What you will do:
Every line of the entries below that mentions "Suburban" is to be copied out.

Material for the task:
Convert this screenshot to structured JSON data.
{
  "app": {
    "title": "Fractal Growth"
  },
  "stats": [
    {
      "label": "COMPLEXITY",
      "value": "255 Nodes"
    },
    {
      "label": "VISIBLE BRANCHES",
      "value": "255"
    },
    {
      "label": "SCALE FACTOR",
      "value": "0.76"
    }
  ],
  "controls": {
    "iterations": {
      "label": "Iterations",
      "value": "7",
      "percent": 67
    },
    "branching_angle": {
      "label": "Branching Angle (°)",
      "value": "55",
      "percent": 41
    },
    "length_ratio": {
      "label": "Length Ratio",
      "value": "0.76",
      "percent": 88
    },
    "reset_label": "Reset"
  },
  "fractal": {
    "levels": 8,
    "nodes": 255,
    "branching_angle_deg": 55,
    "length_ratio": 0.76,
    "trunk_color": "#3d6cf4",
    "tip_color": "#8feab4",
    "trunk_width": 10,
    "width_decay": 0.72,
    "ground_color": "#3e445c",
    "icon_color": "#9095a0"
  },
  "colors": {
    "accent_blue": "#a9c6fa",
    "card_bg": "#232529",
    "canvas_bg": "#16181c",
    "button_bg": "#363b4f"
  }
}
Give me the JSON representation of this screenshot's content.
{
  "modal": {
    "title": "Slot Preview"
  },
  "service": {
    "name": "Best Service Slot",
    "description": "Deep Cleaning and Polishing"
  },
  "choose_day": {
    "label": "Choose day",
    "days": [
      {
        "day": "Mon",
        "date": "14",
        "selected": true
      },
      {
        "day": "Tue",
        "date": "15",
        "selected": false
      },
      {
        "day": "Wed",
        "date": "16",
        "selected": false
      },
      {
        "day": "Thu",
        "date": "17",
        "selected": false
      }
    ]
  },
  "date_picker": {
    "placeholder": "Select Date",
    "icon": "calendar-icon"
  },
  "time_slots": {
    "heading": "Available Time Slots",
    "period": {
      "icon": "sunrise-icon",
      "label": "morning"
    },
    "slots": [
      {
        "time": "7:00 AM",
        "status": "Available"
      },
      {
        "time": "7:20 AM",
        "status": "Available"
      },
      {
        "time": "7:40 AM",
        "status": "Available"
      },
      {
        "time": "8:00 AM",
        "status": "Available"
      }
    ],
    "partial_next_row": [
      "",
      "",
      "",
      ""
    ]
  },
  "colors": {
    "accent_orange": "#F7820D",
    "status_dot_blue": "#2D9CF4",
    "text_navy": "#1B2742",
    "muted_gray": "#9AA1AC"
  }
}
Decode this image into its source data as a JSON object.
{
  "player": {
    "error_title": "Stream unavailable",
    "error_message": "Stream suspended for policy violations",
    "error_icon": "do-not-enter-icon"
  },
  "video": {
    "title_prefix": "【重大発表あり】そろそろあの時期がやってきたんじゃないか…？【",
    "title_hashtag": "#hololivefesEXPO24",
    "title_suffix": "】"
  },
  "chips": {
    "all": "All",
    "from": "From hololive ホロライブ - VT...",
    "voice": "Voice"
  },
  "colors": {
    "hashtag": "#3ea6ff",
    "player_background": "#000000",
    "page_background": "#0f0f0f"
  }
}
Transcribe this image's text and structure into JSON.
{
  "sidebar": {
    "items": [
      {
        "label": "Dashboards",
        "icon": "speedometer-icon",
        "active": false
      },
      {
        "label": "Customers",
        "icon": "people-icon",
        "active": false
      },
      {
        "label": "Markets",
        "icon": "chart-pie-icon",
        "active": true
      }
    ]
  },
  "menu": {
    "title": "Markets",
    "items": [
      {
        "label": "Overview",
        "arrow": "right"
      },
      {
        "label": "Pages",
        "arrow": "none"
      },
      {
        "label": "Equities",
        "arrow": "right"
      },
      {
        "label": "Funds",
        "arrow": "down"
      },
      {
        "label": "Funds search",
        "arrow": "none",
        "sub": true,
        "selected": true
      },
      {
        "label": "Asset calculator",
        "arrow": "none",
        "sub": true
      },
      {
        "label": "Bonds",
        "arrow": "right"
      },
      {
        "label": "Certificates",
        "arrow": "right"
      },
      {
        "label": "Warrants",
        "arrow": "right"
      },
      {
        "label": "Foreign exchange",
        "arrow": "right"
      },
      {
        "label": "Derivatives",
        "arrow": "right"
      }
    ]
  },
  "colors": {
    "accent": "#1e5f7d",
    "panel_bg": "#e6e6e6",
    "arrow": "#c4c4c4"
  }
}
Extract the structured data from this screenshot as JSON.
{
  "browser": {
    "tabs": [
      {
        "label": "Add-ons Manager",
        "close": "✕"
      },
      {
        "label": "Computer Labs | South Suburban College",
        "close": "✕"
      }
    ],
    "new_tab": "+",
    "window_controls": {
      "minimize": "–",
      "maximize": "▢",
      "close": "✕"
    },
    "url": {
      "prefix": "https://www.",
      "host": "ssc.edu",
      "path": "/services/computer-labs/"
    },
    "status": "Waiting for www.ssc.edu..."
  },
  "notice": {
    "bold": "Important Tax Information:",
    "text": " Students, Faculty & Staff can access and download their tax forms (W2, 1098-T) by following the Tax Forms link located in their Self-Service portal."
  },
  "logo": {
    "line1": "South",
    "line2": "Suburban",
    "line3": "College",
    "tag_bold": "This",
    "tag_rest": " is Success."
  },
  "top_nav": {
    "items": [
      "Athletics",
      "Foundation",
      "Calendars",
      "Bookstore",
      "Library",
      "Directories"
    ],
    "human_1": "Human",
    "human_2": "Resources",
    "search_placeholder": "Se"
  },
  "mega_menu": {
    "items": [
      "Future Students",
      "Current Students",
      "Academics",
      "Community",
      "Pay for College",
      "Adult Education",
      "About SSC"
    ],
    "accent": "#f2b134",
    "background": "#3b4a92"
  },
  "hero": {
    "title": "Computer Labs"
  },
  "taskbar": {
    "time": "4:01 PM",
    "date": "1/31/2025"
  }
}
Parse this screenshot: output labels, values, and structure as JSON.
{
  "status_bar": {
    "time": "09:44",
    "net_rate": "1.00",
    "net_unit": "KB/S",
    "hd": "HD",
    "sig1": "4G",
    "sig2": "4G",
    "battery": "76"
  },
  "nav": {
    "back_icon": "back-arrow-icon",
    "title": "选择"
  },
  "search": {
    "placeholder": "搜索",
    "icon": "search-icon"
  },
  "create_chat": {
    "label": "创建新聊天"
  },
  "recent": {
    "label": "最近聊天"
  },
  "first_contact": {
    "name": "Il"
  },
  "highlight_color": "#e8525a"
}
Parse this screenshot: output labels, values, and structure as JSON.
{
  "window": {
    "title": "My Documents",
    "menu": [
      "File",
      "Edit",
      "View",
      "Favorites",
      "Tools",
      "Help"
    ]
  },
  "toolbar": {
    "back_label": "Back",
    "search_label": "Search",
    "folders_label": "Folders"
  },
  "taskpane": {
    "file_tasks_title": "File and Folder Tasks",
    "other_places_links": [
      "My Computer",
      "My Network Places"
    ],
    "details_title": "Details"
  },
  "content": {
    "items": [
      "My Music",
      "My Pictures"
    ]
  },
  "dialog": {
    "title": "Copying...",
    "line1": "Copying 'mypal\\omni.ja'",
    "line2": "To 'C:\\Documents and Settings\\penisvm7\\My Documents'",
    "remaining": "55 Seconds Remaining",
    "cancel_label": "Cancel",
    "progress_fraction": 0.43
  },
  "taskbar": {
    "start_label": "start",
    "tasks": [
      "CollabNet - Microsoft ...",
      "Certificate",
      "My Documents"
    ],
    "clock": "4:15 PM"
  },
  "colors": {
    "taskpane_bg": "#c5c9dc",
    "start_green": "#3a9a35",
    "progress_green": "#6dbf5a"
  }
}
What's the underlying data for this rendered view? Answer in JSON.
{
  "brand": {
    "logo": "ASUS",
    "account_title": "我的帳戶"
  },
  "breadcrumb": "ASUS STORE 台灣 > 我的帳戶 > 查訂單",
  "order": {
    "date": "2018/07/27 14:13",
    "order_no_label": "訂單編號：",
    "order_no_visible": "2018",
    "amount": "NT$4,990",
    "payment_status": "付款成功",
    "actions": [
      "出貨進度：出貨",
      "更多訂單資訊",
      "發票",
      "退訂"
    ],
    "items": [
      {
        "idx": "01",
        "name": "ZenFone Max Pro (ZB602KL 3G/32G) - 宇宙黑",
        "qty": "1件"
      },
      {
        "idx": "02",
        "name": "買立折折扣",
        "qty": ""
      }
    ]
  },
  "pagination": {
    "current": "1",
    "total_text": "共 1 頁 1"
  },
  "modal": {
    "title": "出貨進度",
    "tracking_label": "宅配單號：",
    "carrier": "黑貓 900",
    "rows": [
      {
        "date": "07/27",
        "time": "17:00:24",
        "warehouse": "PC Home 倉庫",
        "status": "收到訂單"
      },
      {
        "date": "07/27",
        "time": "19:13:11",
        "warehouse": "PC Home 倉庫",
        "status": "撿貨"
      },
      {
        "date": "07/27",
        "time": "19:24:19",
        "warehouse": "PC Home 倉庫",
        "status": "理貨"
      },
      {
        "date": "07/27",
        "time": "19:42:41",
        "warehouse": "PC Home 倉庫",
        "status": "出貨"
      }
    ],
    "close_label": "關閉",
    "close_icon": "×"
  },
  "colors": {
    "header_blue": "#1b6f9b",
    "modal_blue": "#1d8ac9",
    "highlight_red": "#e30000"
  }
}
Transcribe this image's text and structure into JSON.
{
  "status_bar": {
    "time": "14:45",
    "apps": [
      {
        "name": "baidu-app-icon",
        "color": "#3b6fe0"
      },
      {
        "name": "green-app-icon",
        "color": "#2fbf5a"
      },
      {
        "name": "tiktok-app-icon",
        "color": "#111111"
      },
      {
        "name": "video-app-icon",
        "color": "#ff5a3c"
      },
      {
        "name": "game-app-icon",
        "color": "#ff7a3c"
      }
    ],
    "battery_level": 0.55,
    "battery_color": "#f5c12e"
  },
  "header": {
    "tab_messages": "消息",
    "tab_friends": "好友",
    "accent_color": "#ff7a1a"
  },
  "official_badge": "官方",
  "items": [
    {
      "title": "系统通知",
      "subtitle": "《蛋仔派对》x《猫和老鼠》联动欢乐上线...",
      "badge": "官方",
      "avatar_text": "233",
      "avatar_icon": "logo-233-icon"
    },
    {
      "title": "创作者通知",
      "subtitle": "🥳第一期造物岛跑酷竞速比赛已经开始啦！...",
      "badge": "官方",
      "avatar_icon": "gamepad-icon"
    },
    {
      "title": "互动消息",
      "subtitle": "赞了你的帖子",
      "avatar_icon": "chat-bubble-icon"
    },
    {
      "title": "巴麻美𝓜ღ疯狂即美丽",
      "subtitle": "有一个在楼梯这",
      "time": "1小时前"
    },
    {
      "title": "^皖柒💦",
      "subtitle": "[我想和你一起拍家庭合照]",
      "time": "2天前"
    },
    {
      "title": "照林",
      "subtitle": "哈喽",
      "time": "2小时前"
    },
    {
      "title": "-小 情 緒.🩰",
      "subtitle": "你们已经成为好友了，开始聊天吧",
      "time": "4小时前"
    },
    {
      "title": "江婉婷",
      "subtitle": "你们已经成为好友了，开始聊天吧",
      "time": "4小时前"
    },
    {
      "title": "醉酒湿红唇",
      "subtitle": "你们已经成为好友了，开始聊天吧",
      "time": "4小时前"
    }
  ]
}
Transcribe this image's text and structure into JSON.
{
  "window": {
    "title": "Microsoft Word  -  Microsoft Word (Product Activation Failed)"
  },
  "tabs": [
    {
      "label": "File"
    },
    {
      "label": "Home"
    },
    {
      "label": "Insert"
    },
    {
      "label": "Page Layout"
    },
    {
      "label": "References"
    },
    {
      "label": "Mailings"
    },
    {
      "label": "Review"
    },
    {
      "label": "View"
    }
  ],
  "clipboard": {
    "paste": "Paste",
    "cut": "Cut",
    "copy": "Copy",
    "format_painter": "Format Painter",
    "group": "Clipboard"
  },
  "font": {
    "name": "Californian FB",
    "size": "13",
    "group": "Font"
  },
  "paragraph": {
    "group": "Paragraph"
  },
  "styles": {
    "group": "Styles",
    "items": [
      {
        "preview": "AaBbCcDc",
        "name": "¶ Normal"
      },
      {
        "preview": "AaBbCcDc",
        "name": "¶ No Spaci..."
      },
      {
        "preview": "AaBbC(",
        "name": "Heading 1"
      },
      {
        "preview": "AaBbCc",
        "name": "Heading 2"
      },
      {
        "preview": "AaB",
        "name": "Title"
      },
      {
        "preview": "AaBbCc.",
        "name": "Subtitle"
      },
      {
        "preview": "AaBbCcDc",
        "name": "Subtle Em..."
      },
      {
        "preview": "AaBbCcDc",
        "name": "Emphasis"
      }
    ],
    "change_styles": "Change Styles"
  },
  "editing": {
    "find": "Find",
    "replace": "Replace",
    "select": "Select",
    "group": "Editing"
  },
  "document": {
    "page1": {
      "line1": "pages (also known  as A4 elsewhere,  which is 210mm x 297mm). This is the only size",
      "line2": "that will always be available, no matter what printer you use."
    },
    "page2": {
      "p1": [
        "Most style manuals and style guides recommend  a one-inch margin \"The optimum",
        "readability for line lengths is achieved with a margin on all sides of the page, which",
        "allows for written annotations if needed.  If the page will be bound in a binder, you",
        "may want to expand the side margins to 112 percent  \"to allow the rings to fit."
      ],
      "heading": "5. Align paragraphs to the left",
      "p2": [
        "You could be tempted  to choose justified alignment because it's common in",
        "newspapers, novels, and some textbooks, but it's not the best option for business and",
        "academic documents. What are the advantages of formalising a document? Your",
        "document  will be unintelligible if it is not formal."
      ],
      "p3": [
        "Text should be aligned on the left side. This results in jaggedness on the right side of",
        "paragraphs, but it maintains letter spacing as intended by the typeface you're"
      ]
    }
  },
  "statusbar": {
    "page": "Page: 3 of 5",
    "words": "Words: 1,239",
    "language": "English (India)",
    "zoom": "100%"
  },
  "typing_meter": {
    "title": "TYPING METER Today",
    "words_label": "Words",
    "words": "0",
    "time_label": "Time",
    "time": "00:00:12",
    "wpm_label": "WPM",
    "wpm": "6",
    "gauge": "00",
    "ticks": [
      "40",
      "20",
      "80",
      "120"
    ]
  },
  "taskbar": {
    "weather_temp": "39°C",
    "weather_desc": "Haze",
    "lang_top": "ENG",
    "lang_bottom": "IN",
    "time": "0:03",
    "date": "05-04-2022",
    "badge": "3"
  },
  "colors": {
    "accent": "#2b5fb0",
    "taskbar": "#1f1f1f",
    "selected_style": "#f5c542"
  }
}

Reply to the task:
        "label": "Computer Labs | South Suburban College",
    "line2": "Suburban",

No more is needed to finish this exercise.